The older standard treatment for hepatitis C was a combination of two medications: peg-interferon and ribavirin. Peg-interferon can cause bad side effects and is rarely used now. Ribavirin is still added to some treatments.
For more information about hepatitis C drugs, please see Chronic hepatitis C treatment combinations.
Preparing to start and stay on treatment
Treatment for hepatitis C is still a big step to take. Talk to your doctor or nurse about these questions while you think about treatment:
What genotype, or strain, of the virus do I have?
There are 6 different strains or genotypes of the hepatitis C virus. Genotype 1 is the most common in Canada. At present, medications treat specific genotypes. Your doctor will help you choose the best medication for your strain of hepatitis C.
How much liver injury do I have?
Generally, the more liver injury you have, the sooner you should take treatment. Your doctor will be able to tell you more about your liver after ordering more tests. Many financial support programs require your liver to have a certain level of injury before they will pay for treatment. This means you might have to wait awhile before you can start.
Will I be able to follow the pill schedule?
It’s important to stay on track with your pill taking.

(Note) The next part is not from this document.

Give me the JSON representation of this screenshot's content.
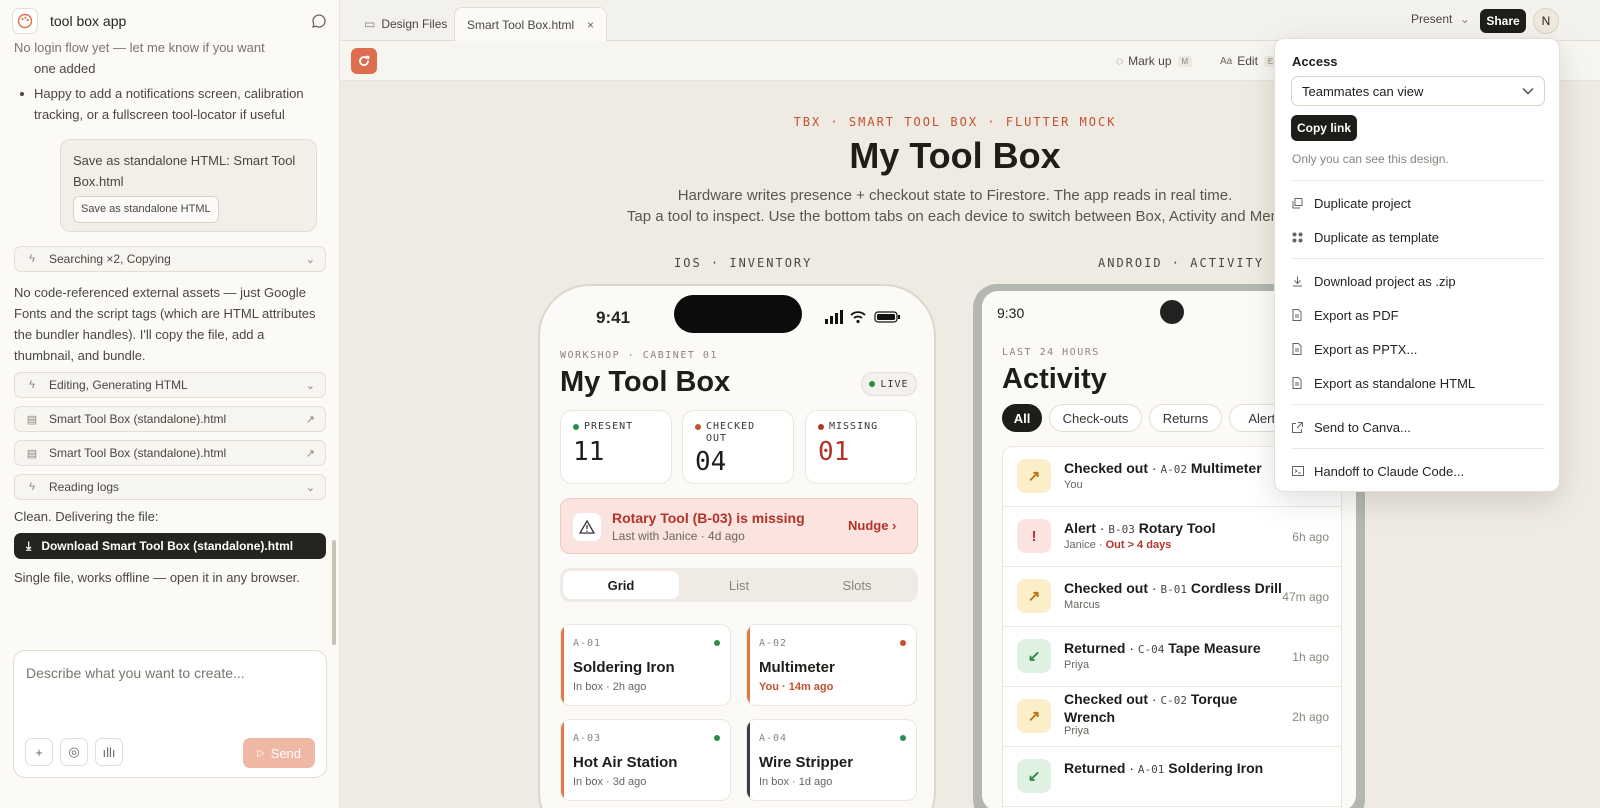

If you miss taking your hepatitis C pills, the medications may not work to cure you. And the virus may become resistant to treatment, meaning some drugs may not work as well if you need to be treated again.
Part of getting ready is setting up the supports you’ll need to stick to treatment. Your doctor or nurse can help you.
What if I use street drugs?
People who use street drugs have the right to be offered hepatitis C treatment. It is possible for people who use drugs to take treatment and be cured. Having social supports and a safe place to stay can help. Talk about your situation with a health worker you trust.
What if I am pregnant? What if I am planning to use my sperm or eggs to have a baby?
The hepatitis C drug ribavirin can cause severe birth defects and must not be taken during pregnancy, and both partners should not use ribavirin at least 6 months before trying to get pregnant. There is not a lot of information yet about the safety of newer treatments during pregnancy.
More questions for your doctor or nurse
- Do I have other health conditions that could affect my hepatitis C treatment?
- Will other medications or supplements, such as vitamins or herbal medicines, affect my treatment?
For more information, please see Getting ready for hepatitis C treatment.
Paying for treatment
Hepatitis C treatment is expensive. However, programs are available to help you pay for the medication, including private health insurance, drug company programs and publicly funded drug benefit programs. There are also programs run by the federal government for specific groups such as Inuit and First Nations people, people in the military, prisoners and people who got hepatitis C from a blood transfusion received between 1986 and 1990. A nurse or doctor can help you figure out if you qualify for treatment and if you can get financial support from any of these programs.
For more information, please see hepatitis C treatment coverage in your region.
Staying healthy before and after treatment
You might decide to not take treatment right away. You may need to wait to be eligible for funding programs. Some people, because liver injury happens slowly, prefer to wait. Learn more from your doctor or nurse about staying healthy while waiting for treatment.
After treatment, you need to continue to take care of your health and the health of your liver. This is true even if you are cured. Also, learn how to keep yourself and others safe from hepatitis C. Being cured doesn’t protect you from getting hepatitis C again in the future.
For more information on staying healthy, please see Living with hepatitis C.
For more information about keeping yourself and others safe, please see Prevention & Harm Reduction.